  • Treacherous Advisor: Sterren's not happy about it, but he realizes he has to be this in order to get rid of Vond before it's too late.
  • Ungrateful Bastard: After Vond ends the war Phenvel complains about how long it took, insults the mages, whines about how he could've profited from a surrender instead of a rout and complains about how Vond breaking the siege Semma Castle was under messed up the city.
  • Upper-Class Twit: King Phenvel and most other members of Semman nobility.
  • Villain with Good Publicity: Calling him a villain is a matter of perspective, but Vond treats his peasants better than the nobles ever did.
  • With Great Power Comes Great Insanity: Vond starts out more or less fine, but between having unrestrained magical power and being affected by the Calling, he starts to grow more and more paranoid and unstable.
  • Wrong Context Magic: The southern Small Kingdoms are incredibly poor in magic, and the very notion that it could be used in combat is unthinkable. Sterren quickly realizes that this the only advantage he has, and it proves to a doozy.
  • You Are Too Late: Sterren returns from his recruitment mission, mages in tow, only to learn that Semma's enemies attacked in his absence, as opposed to waiting for spring, as expected.
  • You Have Failed Me: As explained to Sterren, just about everyone in a country that loses a war can be used by its conquerors...but a failed warlord is no good to anyone, and so will assuredly be executed.
Top

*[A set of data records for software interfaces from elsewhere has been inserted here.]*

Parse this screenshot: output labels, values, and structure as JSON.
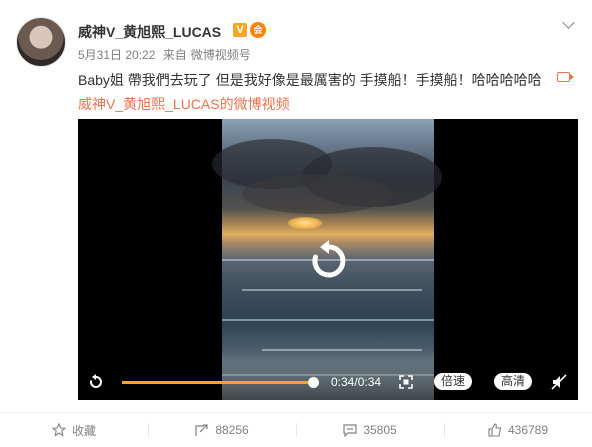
{
  "post": {
    "author": "威神V_黄旭熙_LUCAS",
    "verified_badge": "V",
    "vip_badge": "会",
    "date": "5月31日 20:22",
    "source_prefix": "来自",
    "source": "微博视频号",
    "text": "Baby姐 帶我們去玩了 但是我好像是最厲害的 手摸船！手摸船！哈哈哈哈哈",
    "video_link": "威神V_黄旭熙_LUCAS的微博视频"
  },
  "video": {
    "time": "0:34/0:34",
    "progress": 1.0,
    "speed_label": "倍速",
    "quality_label": "高清"
  },
  "actions": {
    "favorite": "收藏",
    "repost": "88256",
    "comment": "35805",
    "like": "436789"
  },
  "colors": {
    "accent": "#eb7350",
    "progress": "#f5a623",
    "vip": "#ff8200"
  }
}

How well does it match the trope?

Example of:

/

Media sources:

/

Report